Abbadie, James

, a learned Protestant divine, was born at Nay in Berne, in 1658, according to Niceron, or in 1654, as in the Gen. Dictionary. He studied at Puy Laurent, at Saumur, at Paris, and at Sedan; at which last place he received the degree of doctor in divinity. He intended to have dedicated himself very early to the ministry; but the circumstances of the Protestants of France rendering it impracticable there, he accepted the offer of the count d’Espense, an officer in the service of the elector of Brandenburgh, by whom he was settled at Berlin, as a French minister. Here he resided many years, and his congregation, at first very thin, was greatly increased by the revocation of the edict of Nantes. In 1688, the elector, Frederic William, died, and our author accepted of an invitation from marshal Schomberg, to go with him first into Holland, and then into England, with the prince of Orange. In 1689 he went to Ireland, and was there in the following year, when his patron was killed at the battle of the Boyne. On his return to England, he became minister of the French church at the Savoy, but the air disagreeing with him, he went again to Ireland, and would have been promoted to the deanery of St. Patrick’s had he been acquainted with the English language. He obtained, however, that of Killaloo, the value of which was far inferior, and never had any other promotion. He occasionally visited England and Holland, for the purpose of printing his works, which were all in French. In one of these visits to London, he died at Marybone, Sept. 25, 1727. He was strongly attached to the cause of king William, as appears by his elaborate defence of the Revolution, and his history of the Assassination-plot. He had great natural abilities, which he cultivated with true and useful learning. He was a most zealous defender of the primitive doctrine of the Protestants, as appears by his writings; and that strong nervous eloquence, for which he was so remarkable, enabled him to enforce the doctrines of his profession from the pulpit with great spirit and energy.

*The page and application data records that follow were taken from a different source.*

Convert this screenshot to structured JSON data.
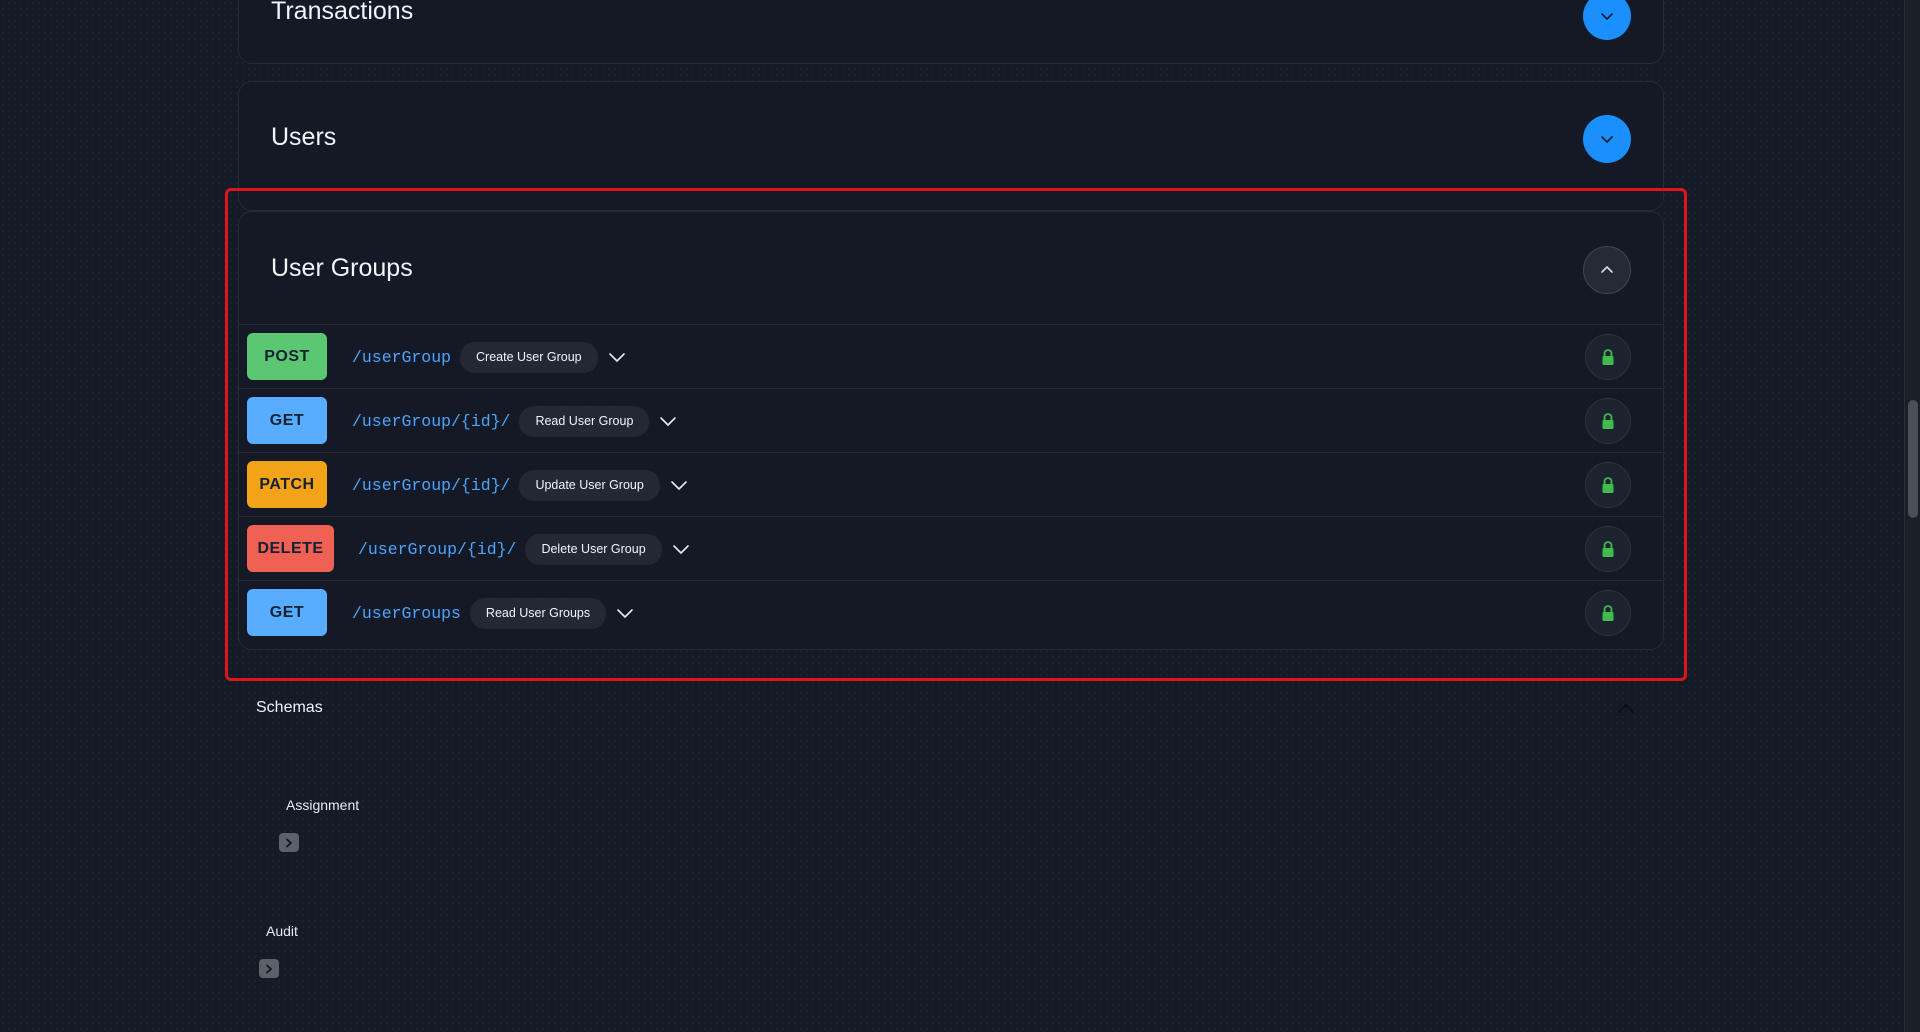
{
  "sections": {
    "transactions": {
      "title": "Transactions"
    },
    "users": {
      "title": "Users"
    },
    "user_groups": {
      "title": "User Groups",
      "operations": [
        {
          "method": "POST",
          "path": "/userGroup",
          "summary": "Create User Group"
        },
        {
          "method": "GET",
          "path": "/userGroup/{id}/",
          "summary": "Read User Group"
        },
        {
          "method": "PATCH",
          "path": "/userGroup/{id}/",
          "summary": "Update User Group"
        },
        {
          "method": "DELETE",
          "path": "/userGroup/{id}/",
          "summary": "Delete User Group"
        },
        {
          "method": "GET",
          "path": "/userGroups",
          "summary": "Read User Groups"
        }
      ]
    }
  },
  "schemas": {
    "title": "Schemas",
    "items": [
      {
        "name": "Assignment"
      },
      {
        "name": "Audit"
      }
    ]
  },
  "icons": {
    "toggle_collapsed": "chevron-down-icon",
    "toggle_expanded": "chevron-up-icon",
    "operation_expand": "chevron-down-icon",
    "authorize": "lock-icon",
    "schema_expand": "chevron-right-icon"
  },
  "colors": {
    "accent_blue": "#1a90ff",
    "post": "#5cc772",
    "get": "#57adff",
    "patch": "#f3a317",
    "delete": "#ef6152",
    "path_text": "#4ca4ff",
    "lock": "#3fb950",
    "highlight_border": "#e0141b"
  }
}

His works are: 1. “Sermons sur divers textes de l’Ecriture,” Leyderi, 1680. 2. “Panegyrique de M. l’Electeur de Brandenbourg,Rotterdam, 1684, 4to. Gregorio Led translated this into Italian, and inserted it in his History of Brandenburgh. 3. “Traite de la Verite de la Religion Chretienne.” This treatise on the truth of the Christian Religion has passed through many editions, and | has been translated into English, 2 vols. 8vo, and Dutch, and has long been esteemed an able confutation of infidel principles. The abbe Houteville, a steady Catholic, gives it the following character: “The most shining of these treatises in defence of the Christian religion, which were published by the Protestants, is that written by Mr. Abbadie. The favourable reception it obtained, the almost unexampled praise it received on the publication, the universal approbation it still preserves, render it unnecessary for me to join my commendations, which would add so little to the merit of so great an author. He has united in this book all our controversies with the infidels. In the first part, he combats the Atheists; the Deists in the second; and the Socinians in the third. Philosophy and theology enter happily into his manner of composing, which is in the true method, lively, pure, and elegant, especially in the first books.” 4. “Reflexions sur la Presence reelle du Corps de Jesus Christ dans l’Eucharistie,Hague, 1685, 12mo, and Rotterdam, 1713, but both editions so erroneous as to induce the author to disown them. 5. “Traite de la Divinitie de notre Seigneur Jesus Christ,Rotterdam, 1689, 8vo. A translation of this was published about the year 1777, by the Rev. Abraham Booth, a dissenting clergyman in London. 6. “L’art de se Connoitre Soimeme; ou, la recherche des Sources de la Morale,Rotterdam, 1692, 12mo. An edition of this excellent treatise was published at Lyons in 1693, in which all the passages in favour of the Protestant religion are left out. 7. “Defence de la Nation Britannique,” &c. London, 1692, 8vo. This defence of the Revolution in England was in answer to Mr. Bayle’s “Avis important.” 8. “Panegyrique de Marie reine d’Angleterre,Hague, 1695, 4to. 9. “Histoire de la Conspiration derniere d’Angleterre,” &c. Lond. 1698, 8vo, reprinted in Holland, and translated into English, but at present a very scarce book. It regards what was called the Assassination-plot, and was written by order of king William 111.; the original papers and documents were furnished by the earl of Portland, and sir William Trumball, secretary of state. 10. “La Verite de la Religion lleformee,Rotterdam, 1718, 2 vols. 8vo. Dr. Henry Lambert, bishop of Dromore, translated this work for the instruction of the Roman Catholics in his diocese. 11. “Le triomphe de la Providence et de la Religion, en l’ouverture des Sept Sceaux par le Fils de Dieu,” &c. Amsterdam, | 1723, 4 vols. 12mo. In this commentary on the Revelations, for such it is, the author has been supposed more inclining to conjecture and fancy than in his other works. Besides these he revised, in 1719, the French translation of the Common Prayer, and published some single sermons and small tracts.1


Biog. Britan. —Niceron.